A big downside when having bottlenecks in your PHP-Script – usually caused when relying on external resources (like file_get_contents, cURL, massive non-asynchronous DNS-Lookups, MySQL queries, etc.) – is obviously the much higher execution time. This results in having a lot of PHP (or even worse Apache) processes being spawned or in use. You will easily get a over filled backlog or in worse case your Web server will start swapping – either way your website will slow down dramatically and you will lose a lot of visitors.

At first I checked the php-fpm.log.slow for scripts with too long execution times, just to make sure that this was not a PHP problem. There were a lot of scripts hanging during mysql_query() – so it was pretty clear where to look next.

Next I took a look at the MySQL Slow Query log and summarized queries which appeared most of the time. I was able to filter out the following query (simplified):

SELECT DISTINCT col1, col2, FROM table WHERE col3 = col4 AND id IN (SELECT id FROM table2 WHERE x = $variable) AND (SELECT id FROM table3 WHERE a = $variable) OR col5 = 1

A query with two sub-SELECTs and DISTICNT did not sound fast to me – especially not in that frequency it was requested – which was the key factor, as querying it on an empty MySQL-Server did not cause any problems .

Before putting the query into Xcache I checked all conditions and figured out that “… OR col5 = 1″ was never true, as currently no data had that value. I decided that if some feature / function based on that condition was not used since years, it will not be needed in future anyway, so I removed it.

Now I was finally ready for Xcache. This is only a very simple example how to cache individual SQL-Queries like

SELECT * FROM table WHERE name = '$variable'

in your PHP-Script:

if(xcache_isset("prefix_" . md5($variable)))
    $result = xcache_get("prefix_" . md5($variable));
    $result = mysql_query("SELECT * FROM table WHERE name = '$variable'");
    xcache_set("prefix_" . md5($variable), $result, (60 * 60 * 6));

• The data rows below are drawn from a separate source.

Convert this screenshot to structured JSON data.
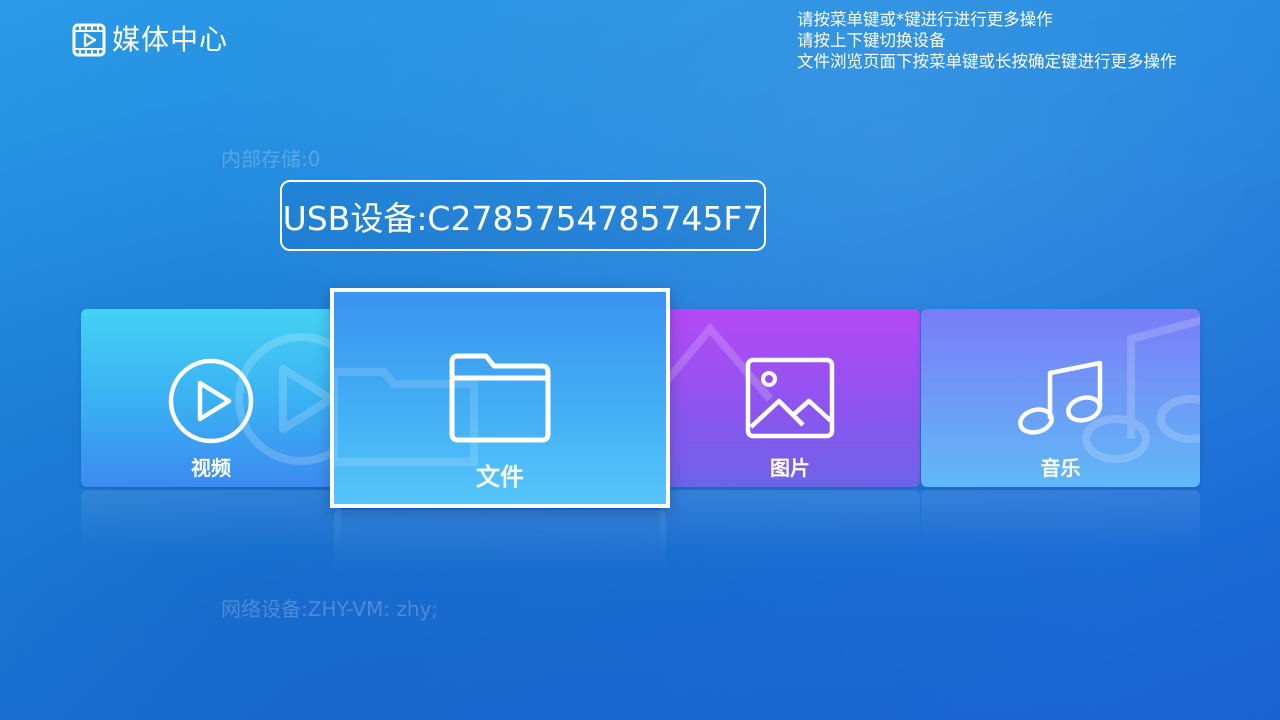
{
  "header": {
    "app_title": "媒体中心",
    "logo_icon": "video-play-icon"
  },
  "hints": [
    "请按菜单键或*键进行进行更多操作",
    "请按上下键切换设备",
    "文件浏览页面下按菜单键或长按确定键进行更多操作"
  ],
  "devices": {
    "internal": "内部存储:0",
    "usb": "USB设备:C2785754785745F7",
    "network": "网络设备:ZHY-VM: zhy;"
  },
  "cards": {
    "video": {
      "label": "视频",
      "icon": "play-circle-icon"
    },
    "files": {
      "label": "文件",
      "icon": "folder-icon"
    },
    "photo": {
      "label": "图片",
      "icon": "image-icon"
    },
    "music": {
      "label": "音乐",
      "icon": "music-note-icon"
    }
  },
  "colors": {
    "background": "#1f86de",
    "video_card": "#3aaef2",
    "files_card": "#43aef4",
    "photo_card": "#8d55ef",
    "music_card": "#6d9ef6",
    "focus_border": "#ffffff"
  }
}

So from now on, every SQL-Query will only be done once every 6 hours. Remember: we don’t want to fill up our Xcache for no reason.. so try only to SELECT columns which we really need. The biggest advantage with Xcache in contrary to other caching systems (e.g. Smarty Cache) – it has a garbage collector! So you don’t need to worry about zombie cache entries. Just try not to go out of memory, e.g. assign enough memory for your needs in the php.ini under the xcache section.

And set a reasonable time-to-live, not too short so enough data gets cached and load goes down, but not too long which could cause a too high memory usage.

Thats all 🙂

I was able to lower the load and CPU usage of our MySQL server by approx. 850%! How about you, were you able to optimize your website? Show off your awesomeness! I did by committing with following comment into svn 🙂